In OAuth: The valey key metaphor and OAuth: Flow for mobile apps, we talked about why OAuth is good for users - how it allows users to grant third-parties access to their web services or mobile apps without sharing their passwords.
This time, why OAuth is good for API providers whether they are exposing APIs for web apps or APIs designed for mobile apps.
OAuth means that Web apps that expose APIs don’t have to share passwords.
There are two alternatives
- The security risk of typing your password into every single web app you use – an unacceptable risk!
- Some sort of universal single sign-on mechanism (run by a third party that everyone agrees upon and trusts) – it doesn’t exist!
Therefore, for all web apps that expose APIs to other web apps - we recommend OAuth.
OAuth eliminates the need to store a password on a mobile device adding a layer of security when an API is used by mobile apps built by untrusted developers for a public API.
An OAuth token is hard to guess. It is tied to a particular app and device. It can be revoked without affecting other devices and apps.
OAuth allows the API provider to revoke tokens for an individual user, for an entire app, without requiring the user to change their original password. This is critical if a mobile device is compromised or if a rogue app is discovered.
OAuth future proofs the authentication process. Because users’ browsers are redirected to a place that’s under the control of the API team to get the OAuth token, the API team can control what to do at that point in the workflow.
In other words, OAuth is flexible enough to support any of your company’s specific workflows (think SSL, multi-factor authentication, terms of service, changes to terms of service, and so on…) without requiring a change to the client or server.

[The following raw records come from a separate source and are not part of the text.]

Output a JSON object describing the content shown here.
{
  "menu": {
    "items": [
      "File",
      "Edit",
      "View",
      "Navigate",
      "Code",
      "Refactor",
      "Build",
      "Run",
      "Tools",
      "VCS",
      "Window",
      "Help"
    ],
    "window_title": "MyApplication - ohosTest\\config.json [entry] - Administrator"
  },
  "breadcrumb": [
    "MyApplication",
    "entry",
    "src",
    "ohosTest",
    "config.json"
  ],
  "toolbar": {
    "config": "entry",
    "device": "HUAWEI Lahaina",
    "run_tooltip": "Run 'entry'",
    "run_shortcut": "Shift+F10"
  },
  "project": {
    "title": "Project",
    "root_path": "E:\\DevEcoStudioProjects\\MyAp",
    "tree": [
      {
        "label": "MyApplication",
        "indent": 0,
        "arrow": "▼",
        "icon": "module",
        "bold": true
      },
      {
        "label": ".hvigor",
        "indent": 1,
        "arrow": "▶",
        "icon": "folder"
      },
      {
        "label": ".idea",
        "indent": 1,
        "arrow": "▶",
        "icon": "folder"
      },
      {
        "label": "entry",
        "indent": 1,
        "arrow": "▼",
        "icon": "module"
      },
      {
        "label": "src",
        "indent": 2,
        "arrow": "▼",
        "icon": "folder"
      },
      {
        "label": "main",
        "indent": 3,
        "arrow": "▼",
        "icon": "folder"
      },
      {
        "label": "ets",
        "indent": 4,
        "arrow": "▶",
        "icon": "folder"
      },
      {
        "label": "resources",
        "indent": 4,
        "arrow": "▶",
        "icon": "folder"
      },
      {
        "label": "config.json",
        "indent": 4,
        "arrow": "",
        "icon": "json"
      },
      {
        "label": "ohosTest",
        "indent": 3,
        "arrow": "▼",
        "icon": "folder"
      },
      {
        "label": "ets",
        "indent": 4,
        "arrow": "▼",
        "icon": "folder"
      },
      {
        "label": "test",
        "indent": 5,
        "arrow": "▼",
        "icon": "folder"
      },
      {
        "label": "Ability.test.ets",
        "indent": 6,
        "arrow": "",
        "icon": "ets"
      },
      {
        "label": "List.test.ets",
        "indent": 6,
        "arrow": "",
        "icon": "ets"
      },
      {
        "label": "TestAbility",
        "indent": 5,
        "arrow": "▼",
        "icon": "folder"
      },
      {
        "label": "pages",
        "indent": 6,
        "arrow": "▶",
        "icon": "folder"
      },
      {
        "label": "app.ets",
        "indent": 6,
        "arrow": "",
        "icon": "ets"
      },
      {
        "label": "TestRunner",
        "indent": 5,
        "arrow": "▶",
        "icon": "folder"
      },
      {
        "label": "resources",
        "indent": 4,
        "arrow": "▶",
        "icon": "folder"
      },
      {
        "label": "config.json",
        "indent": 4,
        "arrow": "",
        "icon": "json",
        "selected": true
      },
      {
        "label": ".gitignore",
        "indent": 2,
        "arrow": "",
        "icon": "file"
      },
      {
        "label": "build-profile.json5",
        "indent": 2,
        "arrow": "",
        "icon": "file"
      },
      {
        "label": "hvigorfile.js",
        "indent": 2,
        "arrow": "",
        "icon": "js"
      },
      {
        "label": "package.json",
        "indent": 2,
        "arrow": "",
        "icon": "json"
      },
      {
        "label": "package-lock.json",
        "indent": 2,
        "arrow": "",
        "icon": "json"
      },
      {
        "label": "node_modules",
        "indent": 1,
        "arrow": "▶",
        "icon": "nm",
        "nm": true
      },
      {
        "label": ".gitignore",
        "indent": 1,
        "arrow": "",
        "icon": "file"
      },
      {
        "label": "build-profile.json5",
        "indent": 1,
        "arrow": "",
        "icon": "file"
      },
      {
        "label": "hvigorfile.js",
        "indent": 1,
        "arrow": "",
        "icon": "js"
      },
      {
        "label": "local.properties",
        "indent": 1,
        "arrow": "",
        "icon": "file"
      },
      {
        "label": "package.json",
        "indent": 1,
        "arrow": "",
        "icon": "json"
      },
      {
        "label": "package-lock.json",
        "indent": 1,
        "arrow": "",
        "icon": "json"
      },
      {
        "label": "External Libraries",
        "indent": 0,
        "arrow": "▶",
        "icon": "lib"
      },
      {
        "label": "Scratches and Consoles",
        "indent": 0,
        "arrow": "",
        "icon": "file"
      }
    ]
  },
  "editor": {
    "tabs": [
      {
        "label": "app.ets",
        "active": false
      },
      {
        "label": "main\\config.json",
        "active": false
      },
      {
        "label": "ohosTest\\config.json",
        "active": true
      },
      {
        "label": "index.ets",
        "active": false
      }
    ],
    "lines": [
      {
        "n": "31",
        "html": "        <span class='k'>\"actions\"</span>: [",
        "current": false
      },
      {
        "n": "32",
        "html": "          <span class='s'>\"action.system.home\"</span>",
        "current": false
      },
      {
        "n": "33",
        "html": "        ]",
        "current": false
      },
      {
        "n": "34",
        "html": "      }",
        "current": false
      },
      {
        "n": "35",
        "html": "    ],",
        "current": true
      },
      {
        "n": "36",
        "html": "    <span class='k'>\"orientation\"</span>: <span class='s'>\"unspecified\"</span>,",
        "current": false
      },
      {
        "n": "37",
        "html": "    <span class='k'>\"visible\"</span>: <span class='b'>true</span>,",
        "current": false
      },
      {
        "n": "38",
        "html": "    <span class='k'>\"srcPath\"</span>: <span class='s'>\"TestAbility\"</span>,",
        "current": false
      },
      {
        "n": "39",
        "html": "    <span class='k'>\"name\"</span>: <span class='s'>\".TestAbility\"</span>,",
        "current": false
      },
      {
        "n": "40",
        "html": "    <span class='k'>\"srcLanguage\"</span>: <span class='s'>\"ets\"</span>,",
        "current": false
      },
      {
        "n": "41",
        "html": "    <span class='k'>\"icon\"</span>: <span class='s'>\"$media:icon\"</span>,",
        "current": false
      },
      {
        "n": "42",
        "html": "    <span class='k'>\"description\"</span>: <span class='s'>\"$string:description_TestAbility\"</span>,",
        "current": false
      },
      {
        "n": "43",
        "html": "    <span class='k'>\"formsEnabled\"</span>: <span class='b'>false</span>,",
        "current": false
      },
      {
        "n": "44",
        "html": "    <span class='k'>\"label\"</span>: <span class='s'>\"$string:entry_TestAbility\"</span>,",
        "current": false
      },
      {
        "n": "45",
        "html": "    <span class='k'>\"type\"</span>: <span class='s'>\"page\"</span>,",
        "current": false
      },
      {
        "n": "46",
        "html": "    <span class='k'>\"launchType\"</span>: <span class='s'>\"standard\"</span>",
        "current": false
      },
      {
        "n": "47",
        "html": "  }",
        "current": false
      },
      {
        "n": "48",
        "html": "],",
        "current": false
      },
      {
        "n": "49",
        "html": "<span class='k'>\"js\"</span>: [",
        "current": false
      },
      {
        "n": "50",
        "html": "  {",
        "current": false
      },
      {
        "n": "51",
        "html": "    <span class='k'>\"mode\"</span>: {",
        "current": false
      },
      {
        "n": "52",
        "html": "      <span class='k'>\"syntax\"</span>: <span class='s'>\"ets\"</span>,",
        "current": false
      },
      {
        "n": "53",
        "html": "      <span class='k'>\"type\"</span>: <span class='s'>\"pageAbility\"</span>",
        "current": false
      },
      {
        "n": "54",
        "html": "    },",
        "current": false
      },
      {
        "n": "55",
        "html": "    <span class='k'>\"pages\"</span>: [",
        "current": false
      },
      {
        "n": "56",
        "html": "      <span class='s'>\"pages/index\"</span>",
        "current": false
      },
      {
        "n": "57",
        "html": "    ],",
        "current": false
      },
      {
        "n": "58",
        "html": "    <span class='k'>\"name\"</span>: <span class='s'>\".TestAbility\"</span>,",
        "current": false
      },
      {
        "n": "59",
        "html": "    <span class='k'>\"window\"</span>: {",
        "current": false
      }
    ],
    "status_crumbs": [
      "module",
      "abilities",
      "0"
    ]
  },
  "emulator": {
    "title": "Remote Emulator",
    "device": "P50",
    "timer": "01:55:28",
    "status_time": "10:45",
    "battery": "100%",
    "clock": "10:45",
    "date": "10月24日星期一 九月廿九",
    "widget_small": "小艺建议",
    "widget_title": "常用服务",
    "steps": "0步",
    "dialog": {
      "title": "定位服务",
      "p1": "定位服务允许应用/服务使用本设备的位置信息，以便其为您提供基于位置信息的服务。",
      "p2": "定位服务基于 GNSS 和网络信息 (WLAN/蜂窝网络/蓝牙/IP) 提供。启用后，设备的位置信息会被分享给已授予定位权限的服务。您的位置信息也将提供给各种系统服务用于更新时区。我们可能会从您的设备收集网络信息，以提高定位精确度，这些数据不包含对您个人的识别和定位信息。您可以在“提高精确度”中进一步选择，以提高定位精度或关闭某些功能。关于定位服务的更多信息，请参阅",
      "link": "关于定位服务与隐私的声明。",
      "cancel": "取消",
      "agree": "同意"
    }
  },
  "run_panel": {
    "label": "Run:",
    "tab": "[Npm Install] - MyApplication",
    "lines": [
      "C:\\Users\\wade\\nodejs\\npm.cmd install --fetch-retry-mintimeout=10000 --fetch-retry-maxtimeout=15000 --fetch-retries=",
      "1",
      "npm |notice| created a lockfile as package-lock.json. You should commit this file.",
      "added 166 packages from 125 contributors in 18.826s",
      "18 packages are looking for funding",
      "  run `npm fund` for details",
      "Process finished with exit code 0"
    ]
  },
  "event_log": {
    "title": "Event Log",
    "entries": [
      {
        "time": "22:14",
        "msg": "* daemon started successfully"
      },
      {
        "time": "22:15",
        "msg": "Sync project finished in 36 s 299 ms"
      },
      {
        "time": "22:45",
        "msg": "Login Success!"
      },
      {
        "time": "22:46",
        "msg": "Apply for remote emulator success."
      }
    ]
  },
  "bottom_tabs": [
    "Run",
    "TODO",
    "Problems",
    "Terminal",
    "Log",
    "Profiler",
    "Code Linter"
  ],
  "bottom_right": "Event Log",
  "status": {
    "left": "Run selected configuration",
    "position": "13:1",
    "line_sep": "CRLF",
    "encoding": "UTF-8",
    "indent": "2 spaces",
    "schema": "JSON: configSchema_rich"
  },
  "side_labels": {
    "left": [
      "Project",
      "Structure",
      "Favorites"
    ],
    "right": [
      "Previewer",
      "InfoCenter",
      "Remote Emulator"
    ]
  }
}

Therefore, for APIs designed for mobile and native apps – we recommend OAuth
Next time: OAuth in a server-to-server API scenario.